The Dodgers say this is nonsense. Colletti solicited White’s opinion on Saturday’s trade, even dispatching him for a last-minute evaluation of the better of the two prospects, catcher Carlos Santana. White gave his blessing to trade the prospects.
Even without them, there is youth aplenty in Dodger blue. With McCourt’s commitment to young players, not only last winter but through this trading season, it becomes increasingly apparent that Torre was not the best choice as the Dodgers’ manager.
This is not to criticize Torre. He is the same manager in Los Angeles that he was in New York, but the needs are not the same.
With the Yankees, Torre calmed a veteran clubhouse, steadfastly buffering the players from ownership and media tempests.
Torre is more a head coach than a manager, delegating the teaching to his coaches. When the Dodgers staged a mini-camp for their top prospects last winter, Torre skipped part of the camp and, on the day he did show up, did not change out of street clothes. The Dodgers had given their approval; they already had dispatched him to China for a photo opportunity.
The Angels’ players do not respect Mike Scioscia because he wears a championship ring or because he blocked home plate back in the day; they respect him because he straps on the catcher’s gear and teaches how to block the plate on 90-degree days in spring training.

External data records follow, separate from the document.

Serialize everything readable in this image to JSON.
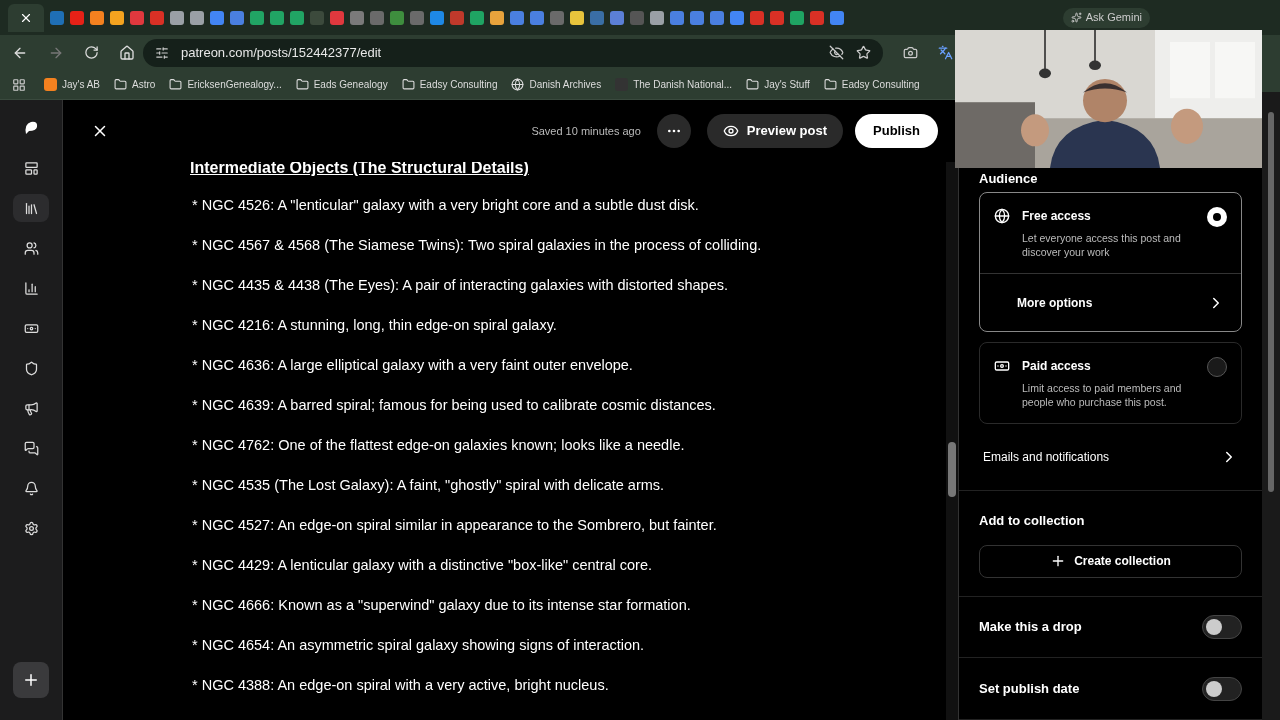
{
  "browser": {
    "tab_favicons": [
      {
        "color": "#1f6fb5"
      },
      {
        "color": "#e62117"
      },
      {
        "color": "#f4811f"
      },
      {
        "color": "#f4a31f"
      },
      {
        "color": "#e0383e"
      },
      {
        "color": "#d93025"
      },
      {
        "color": "#9aa0a6"
      },
      {
        "color": "#9aa0a6"
      },
      {
        "color": "#4285f4"
      },
      {
        "color": "#4a7fe0"
      },
      {
        "color": "#21a464"
      },
      {
        "color": "#21a464"
      },
      {
        "color": "#21a464"
      },
      {
        "color": "#3c4a3c"
      },
      {
        "color": "#e0383e"
      },
      {
        "color": "#7a7a7a"
      },
      {
        "color": "#6a6a6a"
      },
      {
        "color": "#3e8e3e"
      },
      {
        "color": "#6a6a6a"
      },
      {
        "color": "#1e88e5"
      },
      {
        "color": "#c0392b"
      },
      {
        "color": "#1fa463"
      },
      {
        "color": "#e8a33c"
      },
      {
        "color": "#4a7fe0"
      },
      {
        "color": "#4a7fe0"
      },
      {
        "color": "#6a6a6a"
      },
      {
        "color": "#e8c43c"
      },
      {
        "color": "#3a6ea5"
      },
      {
        "color": "#5b7fd6"
      },
      {
        "color": "#555555"
      },
      {
        "color": "#9aa0a6"
      },
      {
        "color": "#4a7fe0"
      },
      {
        "color": "#4a7fe0"
      },
      {
        "color": "#4a7fe0"
      },
      {
        "color": "#4285f4"
      },
      {
        "color": "#d93025"
      },
      {
        "color": "#d93025"
      },
      {
        "color": "#1fa463"
      },
      {
        "color": "#d93025"
      },
      {
        "color": "#4285f4"
      }
    ],
    "ask_label": "Ask Gemini",
    "url": "patreon.com/posts/152442377/edit",
    "bookmarks": [
      {
        "kind": "site",
        "label": "Jay's AB",
        "color": "#f4811f"
      },
      {
        "kind": "folder",
        "label": "Astro"
      },
      {
        "kind": "folder",
        "label": "EricksenGenealogy..."
      },
      {
        "kind": "folder",
        "label": "Eads Genealogy"
      },
      {
        "kind": "folder",
        "label": "Eadsy Consulting"
      },
      {
        "kind": "globe",
        "label": "Danish Archives"
      },
      {
        "kind": "site",
        "label": "The Danish National...",
        "color": "#333333"
      },
      {
        "kind": "folder",
        "label": "Jay's Stuff"
      },
      {
        "kind": "folder",
        "label": "Eadsy Consulting"
      }
    ]
  },
  "rail": {
    "items": [
      {
        "kind": "logo",
        "selected": false
      },
      {
        "kind": "layout",
        "selected": false
      },
      {
        "kind": "library",
        "selected": true
      },
      {
        "kind": "people",
        "selected": false
      },
      {
        "kind": "chart",
        "selected": false
      },
      {
        "kind": "money",
        "selected": false
      },
      {
        "kind": "shield",
        "selected": false
      },
      {
        "kind": "megaphone",
        "selected": false
      },
      {
        "kind": "chat",
        "selected": false
      },
      {
        "kind": "bell",
        "selected": false
      },
      {
        "kind": "gear",
        "selected": false
      }
    ]
  },
  "header": {
    "saved": "Saved 10 minutes ago",
    "preview": "Preview post",
    "publish": "Publish"
  },
  "editor": {
    "heading": "Intermediate Objects (The Structural Details)",
    "items": [
      "* NGC 4526: A \"lenticular\" galaxy with a very bright core and a subtle dust disk.",
      "* NGC 4567 & 4568 (The Siamese Twins): Two spiral galaxies in the process of colliding.",
      "* NGC 4435 & 4438 (The Eyes): A pair of interacting galaxies with distorted shapes.",
      "* NGC 4216: A stunning, long, thin edge-on spiral galaxy.",
      "* NGC 4636: A large elliptical galaxy with a very faint outer envelope.",
      "* NGC 4639: A barred spiral; famous for being used to calibrate cosmic distances.",
      "* NGC 4762: One of the flattest edge-on galaxies known; looks like a needle.",
      "* NGC 4535 (The Lost Galaxy): A faint, \"ghostly\" spiral with delicate arms.",
      "* NGC 4527: An edge-on spiral similar in appearance to the Sombrero, but fainter.",
      "* NGC 4429: A lenticular galaxy with a distinctive \"box-like\" central core.",
      "* NGC 4666: Known as a \"superwind\" galaxy due to its intense star formation.",
      "* NGC 4654: An asymmetric spiral galaxy showing signs of interaction.",
      "* NGC 4388: An edge-on spiral with a very active, bright nucleus."
    ]
  },
  "settings": {
    "audience_title": "Audience",
    "access_options": [
      {
        "kind": "globe",
        "title": "Free access",
        "description": "Let everyone access this post and discover your work",
        "selected": true
      },
      {
        "kind": "money",
        "title": "Paid access",
        "description": "Limit access to paid members and people who purchase this post.",
        "selected": false
      }
    ],
    "more_options": "More options",
    "emails": "Emails and notifications",
    "collection_title": "Add to collection",
    "create_collection": "Create collection",
    "toggles": [
      {
        "label": "Make this a drop",
        "on": false
      },
      {
        "label": "Set publish date",
        "on": false
      }
    ]
  }
}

These Dodgers would have been better served with a younger, high-energy manager -- say, Torey Lovullo or Ron Wotus, two of the names on the candidate list that Paul DePodesta compiled three years ago, before McCourt fired him.
Torre said he was not surprised by how much the Dodgers’ young players had to learn on the job and said he and his coaching staff work with them daily.
“I think we give them everything they need,” Torre said. “I think we’ve given them attention and let them know what they need to know.”
Torre will be back next season. If McCourt fires Colletti, he ought to pursue Brian Cashman, Torre’s longtime general manager with the Yankees. Cashman has the cachet that McCourt so admires in Torre, and the strength to thrive while working for owners who publicly and routinely threaten to fire him.
Cashman, whose contract with the Yankees expires this fall, is said to be monitoring developments with the Dodgers. He is believed to be rooting for Kim Ng, his former assistant and now an assistant to Colletti, to get the first shot if McCourt lets Colletti go.
This story still could have a happy ending for Colletti, for McCourt and for all the Dodgers. The Dodgers are one game under .500, but they’re one game out of first place. Bless the National League West.
But it has been 20 years since the Dodgers last won a playoff series, a drought Torre probably did not have in mind when he offered one reason why they traded for Blake.
“He’s been on a winner,” Torre said.
The Dodgers should not have to import winners. They should get back to the art of raising them.